# ACTIVITY:
Copy the listing as it is written, and leave each picture out.

### ENTRIES SHOWN

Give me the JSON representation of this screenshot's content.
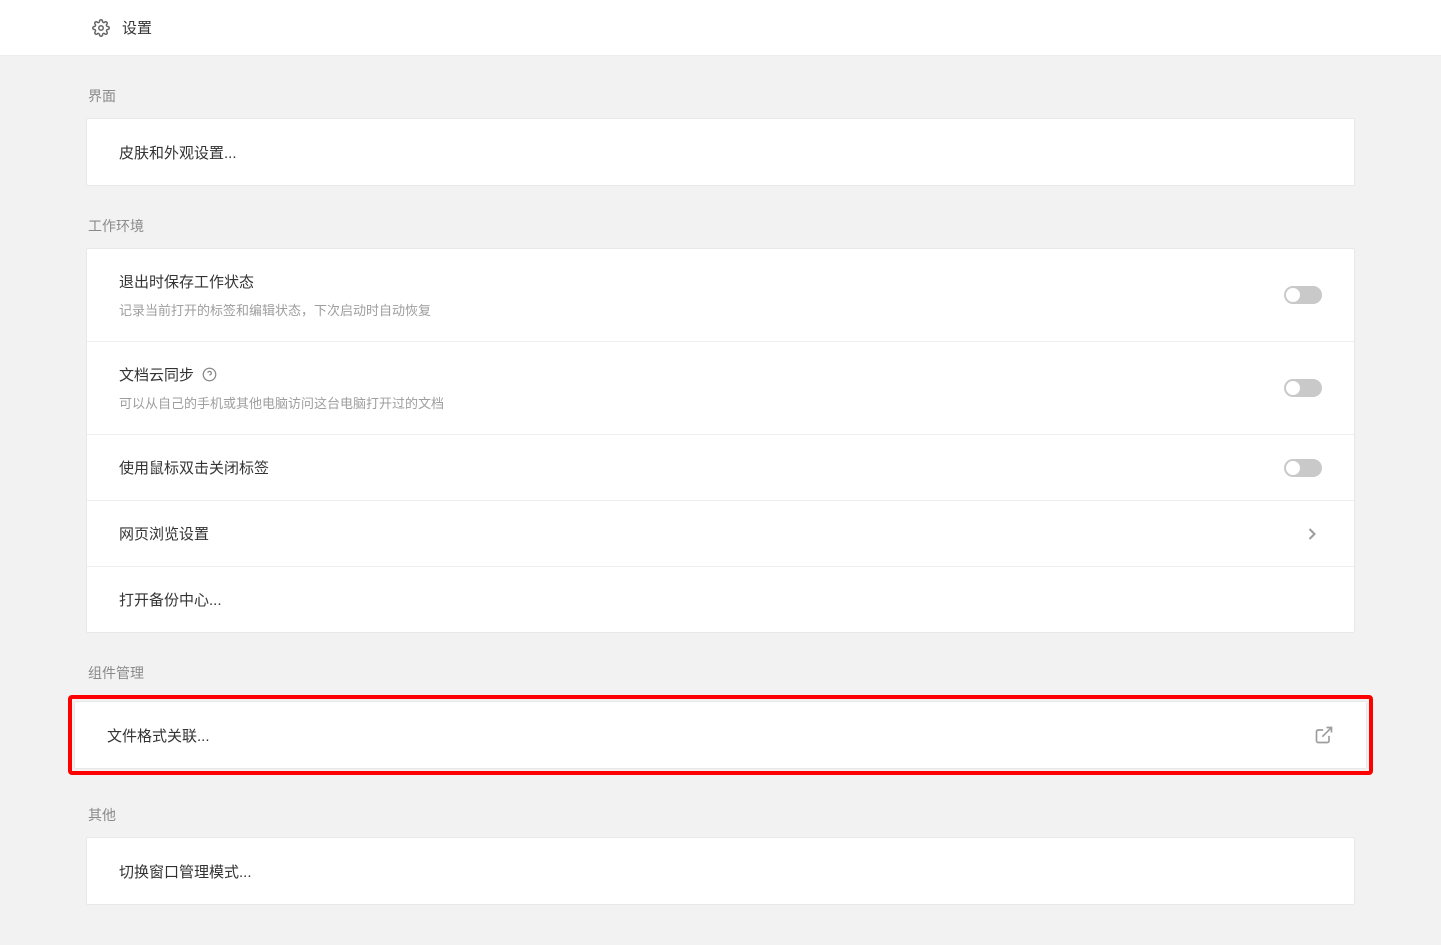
{
  "header": {
    "title": "设置"
  },
  "sections": {
    "interface": {
      "label": "界面",
      "skin": "皮肤和外观设置..."
    },
    "workenv": {
      "label": "工作环境",
      "saveState": {
        "title": "退出时保存工作状态",
        "desc": "记录当前打开的标签和编辑状态，下次启动时自动恢复"
      },
      "cloudSync": {
        "title": "文档云同步",
        "desc": "可以从自己的手机或其他电脑访问这台电脑打开过的文档"
      },
      "doubleClick": "使用鼠标双击关闭标签",
      "webBrowse": "网页浏览设置",
      "backup": "打开备份中心..."
    },
    "components": {
      "label": "组件管理",
      "fileFormat": "文件格式关联..."
    },
    "other": {
      "label": "其他",
      "windowMode": "切换窗口管理模式..."
    }
  }
}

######

# YOUR SOLUTION:
Give me the JSON representation of this screenshot's content.
{
  "header": {
    "title": "设置"
  },
  "sections": {
    "interface": {
      "label": "界面",
      "skin": "皮肤和外观设置..."
    },
    "workenv": {
      "label": "工作环境",
      "saveState": {
        "title": "退出时保存工作状态",
        "desc": "记录当前打开的标签和编辑状态，下次启动时自动恢复"
      },
      "cloudSync": {
        "title": "文档云同步",
        "desc": "可以从自己的手机或其他电脑访问这台电脑打开过的文档"
      },
      "doubleClick": "使用鼠标双击关闭标签",
      "webBrowse": "网页浏览设置",
      "backup": "打开备份中心..."
    },
    "components": {
      "label": "组件管理",
      "fileFormat": "文件格式关联..."
    },
    "other": {
      "label": "其他",
      "windowMode": "切换窗口管理模式..."
    }
  }
}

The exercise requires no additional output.